Twenty years ago, Virginia Tech was nowhere as an athletics department. Just look at all the available evidence: the Hokies had teams in three different conferences, had financial issues and finished No. 129 in the final Directors' Cup standings -- used to measure the overall success of an athletic department.
Today, Virginia Tech is a household name, a Top 35 athletic program with all its teams in one established conference. People know their mascot, their home city, their football coach. "Enter Sandman" at Lane Stadium has become a celebrated college football tradition. So has Thursday night football.
Frank Beamer has gotten plenty of credit for transforming football. But former athletic director Jim Weaver, who passed away Thursday morning, spearheaded the true transformation of the Virginia Tech athletics department.
Weaver arrived in 1997 staring down a mess. Just seven years later, he shepherded the Hokies from the Big East to the ACC and secured their future as a power player. Their move to the ACC, with Miami and Boston College, paved the way for a second seismic realignment shift just eight years later, when the Big East died as a football conference.
ACC commissioner John Swofford called Weaver "instrumental" in getting the move done, with the support of school president Charles Steger.
The league and school have benefited tremendously, perhaps more than anyone initially anticipated. Virginia Tech athletics truly flourished for the first time, embarking on its most successful era. Symbolically, Virginia Tech became perhaps the first true example that a nouveau program could play itself into much bigger and better circumstances, thanks in large part to a burgeoning football program.
Utah and Louisville have recently hit the same jackpot.
Virginia Tech got there first.
It is hard to keep that in perspective, because Virginia Tech has become one of the programs most associated with ACC football. Though it only has been a member for 11 years, Virginia Tech has made five ACC championship game appearances, had eight straight 10-win seasons from 2004-11 and multiple berths in BCS games. That’s more than any of the league’s original members.

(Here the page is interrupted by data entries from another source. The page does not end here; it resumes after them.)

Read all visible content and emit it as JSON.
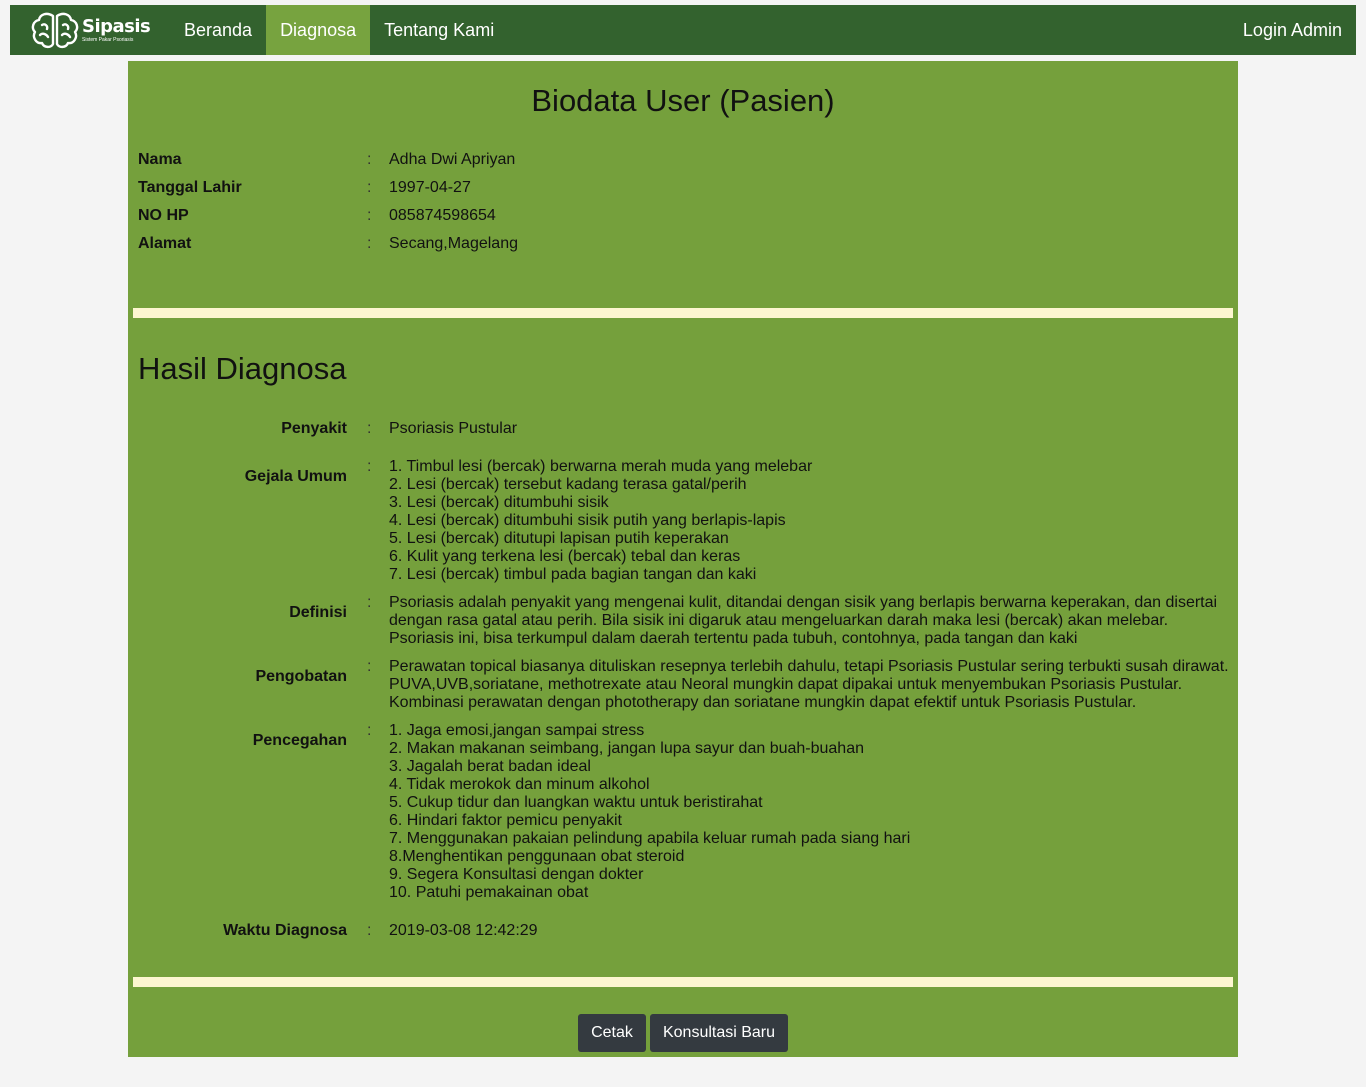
{
  "navbar": {
    "brand_name": "Sipasis",
    "brand_subtitle": "Sistem Pakar Psoriasis",
    "items": [
      {
        "label": "Beranda"
      },
      {
        "label": "Diagnosa"
      },
      {
        "label": "Tentang Kami"
      }
    ],
    "login_label": "Login Admin"
  },
  "biodata": {
    "title": "Biodata User (Pasien)",
    "fields": [
      {
        "label": "Nama",
        "value": "Adha Dwi Apriyan"
      },
      {
        "label": "Tanggal Lahir",
        "value": "1997-04-27"
      },
      {
        "label": "NO HP",
        "value": "085874598654"
      },
      {
        "label": "Alamat",
        "value": "Secang,Magelang"
      }
    ]
  },
  "hasil": {
    "title": "Hasil Diagnosa",
    "penyakit": {
      "label": "Penyakit",
      "value": "Psoriasis Pustular"
    },
    "gejala": {
      "label": "Gejala Umum",
      "items": [
        "1. Timbul lesi (bercak) berwarna merah muda yang melebar",
        "2. Lesi (bercak) tersebut kadang terasa gatal/perih",
        "3. Lesi (bercak) ditumbuhi sisik",
        "4. Lesi (bercak) ditumbuhi sisik putih yang berlapis-lapis",
        "5. Lesi (bercak) ditutupi lapisan putih keperakan",
        "6. Kulit yang terkena lesi (bercak) tebal dan keras",
        "7. Lesi (bercak) timbul pada bagian tangan dan kaki"
      ]
    },
    "definisi": {
      "label": "Definisi",
      "lines": [
        "Psoriasis adalah penyakit yang mengenai kulit, ditandai dengan sisik yang berlapis berwarna keperakan, dan disertai",
        "dengan rasa gatal atau perih. Bila sisik ini digaruk atau mengeluarkan darah maka lesi (bercak) akan melebar.",
        "Psoriasis ini, bisa terkumpul dalam daerah tertentu pada tubuh, contohnya, pada tangan dan kaki"
      ]
    },
    "pengobatan": {
      "label": "Pengobatan",
      "lines": [
        "Perawatan topical biasanya dituliskan resepnya terlebih dahulu, tetapi Psoriasis Pustular sering terbukti susah dirawat.",
        "PUVA,UVB,soriatane, methotrexate atau Neoral mungkin dapat dipakai untuk menyembukan Psoriasis Pustular.",
        "Kombinasi perawatan dengan phototherapy dan soriatane mungkin dapat efektif untuk Psoriasis Pustular."
      ]
    },
    "pencegahan": {
      "label": "Pencegahan",
      "items": [
        "1. Jaga emosi,jangan sampai stress",
        "2. Makan makanan seimbang, jangan lupa sayur dan buah-buahan",
        "3. Jagalah berat badan ideal",
        "4. Tidak merokok dan minum alkohol",
        "5. Cukup tidur dan luangkan waktu untuk beristirahat",
        "6. Hindari faktor pemicu penyakit",
        "7. Menggunakan pakaian pelindung apabila keluar rumah pada siang hari",
        "8.Menghentikan penggunaan obat steroid",
        "9. Segera Konsultasi dengan dokter",
        "10. Patuhi pemakainan obat"
      ]
    },
    "waktu": {
      "label": "Waktu Diagnosa",
      "value": "2019-03-08 12:42:29"
    }
  },
  "colon": ":",
  "buttons": {
    "cetak": "Cetak",
    "konsultasi": "Konsultasi Baru"
  },
  "colors": {
    "navbar": "#33622e",
    "nav_active": "#77a33f",
    "panel": "#75a03c",
    "separator": "#fdf6d0",
    "button": "#343a40"
  }
}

That also is more than Miami, the supposed showstopper in the realignment deal that brought the Canes, Hokies and Boston College to the ACC. Though Miami has failed to live up to expectations, Virginia Tech has far exceeded them.
Indeed, it is hard to envision an ACC without Virginia Tech.
"It is a strong legacy," said Wake Forest athletic director Ron Wellman, one of two ADs in the ACC at his current position when Virginia Tech joined the league. "Obviously, when he got there Frank was the coach and he immediately established a strong relationship with Frank, and the two of them did a superb job of not only competing in the ACC but winning championships in the ACC. They were the cowbell in our conference for a number of years. When they were together, it was always obvious they had a deep appreciation for each other."
The other AD still in his position, Craig Littlepage at Virginia, worked with Weaver some 40 years ago when they both coached at Villanova. He said of Weaver in a statement: "In all of the time I knew Jim, he showed professionalism in everything he did and demanded the same from those with whom he surrounded himself."
Beamer put in the hard work to elevate the program. But he needed Weaver to help get Virginia Tech into a more stable conference home and supply the resources to sustain its success, given the step up in competition.
Under Weaver, Virginia Tech spent $200 million in facilities and facilities upgrades. The newly completed indoor practice facility was approved while Weaver was still AD. Improvements were made to Lane Stadium; a new locker room and lounge for football were built; a new agreement with Nike was made.
Weaver’s legacy is clear. He truly was a game-changer for the Virginia Tech athletics department.